__Work task__. Your task is to retype every entry exactly, omitting nothing.

__Excerpts from an interface dataset__.
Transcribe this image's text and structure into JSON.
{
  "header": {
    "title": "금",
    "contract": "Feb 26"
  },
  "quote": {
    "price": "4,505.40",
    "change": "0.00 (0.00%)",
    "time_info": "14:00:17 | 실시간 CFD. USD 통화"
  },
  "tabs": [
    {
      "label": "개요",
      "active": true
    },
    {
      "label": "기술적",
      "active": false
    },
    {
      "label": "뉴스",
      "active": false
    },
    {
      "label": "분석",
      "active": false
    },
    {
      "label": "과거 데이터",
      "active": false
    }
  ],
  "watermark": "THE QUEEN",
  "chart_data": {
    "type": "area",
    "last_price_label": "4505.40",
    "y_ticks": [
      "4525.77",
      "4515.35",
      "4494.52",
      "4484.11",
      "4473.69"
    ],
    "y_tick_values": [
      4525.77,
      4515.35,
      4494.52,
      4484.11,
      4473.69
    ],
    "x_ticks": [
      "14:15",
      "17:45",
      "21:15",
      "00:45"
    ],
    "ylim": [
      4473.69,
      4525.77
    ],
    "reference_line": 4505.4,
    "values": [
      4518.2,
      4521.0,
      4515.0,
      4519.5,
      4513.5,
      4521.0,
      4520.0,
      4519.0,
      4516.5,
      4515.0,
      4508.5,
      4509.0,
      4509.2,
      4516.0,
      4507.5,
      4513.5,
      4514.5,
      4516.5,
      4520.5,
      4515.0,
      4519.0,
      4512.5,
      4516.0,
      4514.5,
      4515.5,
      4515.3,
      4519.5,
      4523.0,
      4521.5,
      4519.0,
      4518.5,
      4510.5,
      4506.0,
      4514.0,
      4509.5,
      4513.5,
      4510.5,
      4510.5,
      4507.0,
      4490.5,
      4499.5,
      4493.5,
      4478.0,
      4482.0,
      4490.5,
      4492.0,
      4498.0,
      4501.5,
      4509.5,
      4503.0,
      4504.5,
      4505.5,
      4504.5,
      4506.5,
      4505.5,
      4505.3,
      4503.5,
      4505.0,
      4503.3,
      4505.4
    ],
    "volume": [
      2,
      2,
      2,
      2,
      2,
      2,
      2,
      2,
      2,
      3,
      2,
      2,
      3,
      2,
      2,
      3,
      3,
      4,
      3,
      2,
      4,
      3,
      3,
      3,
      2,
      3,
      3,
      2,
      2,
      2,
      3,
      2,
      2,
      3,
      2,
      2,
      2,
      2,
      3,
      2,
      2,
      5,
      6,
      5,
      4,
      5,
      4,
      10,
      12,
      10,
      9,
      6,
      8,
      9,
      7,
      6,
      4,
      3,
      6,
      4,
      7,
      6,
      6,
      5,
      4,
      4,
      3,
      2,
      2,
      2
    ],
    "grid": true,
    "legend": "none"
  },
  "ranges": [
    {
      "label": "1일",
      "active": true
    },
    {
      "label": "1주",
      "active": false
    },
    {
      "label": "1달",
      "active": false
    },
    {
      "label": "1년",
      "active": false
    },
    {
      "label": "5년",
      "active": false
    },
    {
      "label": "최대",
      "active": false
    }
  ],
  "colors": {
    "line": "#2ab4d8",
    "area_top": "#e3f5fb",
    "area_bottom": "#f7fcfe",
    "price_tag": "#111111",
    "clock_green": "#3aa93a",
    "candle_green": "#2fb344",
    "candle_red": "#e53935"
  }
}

__Response to the task__.
Transcribe this image's text and structure into JSON.
{
  "header": {
    "title": "금",
    "contract": "Feb 26"
  },
  "quote": {
    "price": "4,505.40",
    "change": "0.00 (0.00%)",
    "time_info": "14:00:17 | 실시간 CFD. USD 통화"
  },
  "tabs": [
    {
      "label": "개요",
      "active": true
    },
    {
      "label": "기술적",
      "active": false
    },
    {
      "label": "뉴스",
      "active": false
    },
    {
      "label": "분석",
      "active": false
    },
    {
      "label": "과거 데이터",
      "active": false
    }
  ],
  "watermark": "THE QUEEN",
  "chart_data": {
    "type": "area",
    "last_price_label": "4505.40",
    "y_ticks": [
      "4525.77",
      "4515.35",
      "4494.52",
      "4484.11",
      "4473.69"
    ],
    "y_tick_values": [
      4525.77,
      4515.35,
      4494.52,
      4484.11,
      4473.69
    ],
    "x_ticks": [
      "14:15",
      "17:45",
      "21:15",
      "00:45"
    ],
    "ylim": [
      4473.69,
      4525.77
    ],
    "reference_line": 4505.4,
    "values": [
      4518.2,
      4521.0,
      4515.0,
      4519.5,
      4513.5,
      4521.0,
      4520.0,
      4519.0,
      4516.5,
      4515.0,
      4508.5,
      4509.0,
      4509.2,
      4516.0,
      4507.5,
      4513.5,
      4514.5,
      4516.5,
      4520.5,
      4515.0,
      4519.0,
      4512.5,
      4516.0,
      4514.5,
      4515.5,
      4515.3,
      4519.5,
      4523.0,
      4521.5,
      4519.0,
      4518.5,
      4510.5,
      4506.0,
      4514.0,
      4509.5,
      4513.5,
      4510.5,
      4510.5,
      4507.0,
      4490.5,
      4499.5,
      4493.5,
      4478.0,
      4482.0,
      4490.5,
      4492.0,
      4498.0,
      4501.5,
      4509.5,
      4503.0,
      4504.5,
      4505.5,
      4504.5,
      4506.5,
      4505.5,
      4505.3,
      4503.5,
      4505.0,
      4503.3,
      4505.4
    ],
    "volume": [
      2,
      2,
      2,
      2,
      2,
      2,
      2,
      2,
      2,
      3,
      2,
      2,
      3,
      2,
      2,
      3,
      3,
      4,
      3,
      2,
      4,
      3,
      3,
      3,
      2,
      3,
      3,
      2,
      2,
      2,
      3,
      2,
      2,
      3,
      2,
      2,
      2,
      2,
      3,
      2,
      2,
      5,
      6,
      5,
      4,
      5,
      4,
      10,
      12,
      10,
      9,
      6,
      8,
      9,
      7,
      6,
      4,
      3,
      6,
      4,
      7,
      6,
      6,
      5,
      4,
      4,
      3,
      2,
      2,
      2
    ],
    "grid": true,
    "legend": "none"
  },
  "ranges": [
    {
      "label": "1일",
      "active": true
    },
    {
      "label": "1주",
      "active": false
    },
    {
      "label": "1달",
      "active": false
    },
    {
      "label": "1년",
      "active": false
    },
    {
      "label": "5년",
      "active": false
    },
    {
      "label": "최대",
      "active": false
    }
  ],
  "colors": {
    "line": "#2ab4d8",
    "area_top": "#e3f5fb",
    "area_bottom": "#f7fcfe",
    "price_tag": "#111111",
    "clock_green": "#3aa93a",
    "candle_green": "#2fb344",
    "candle_red": "#e53935"
  }
}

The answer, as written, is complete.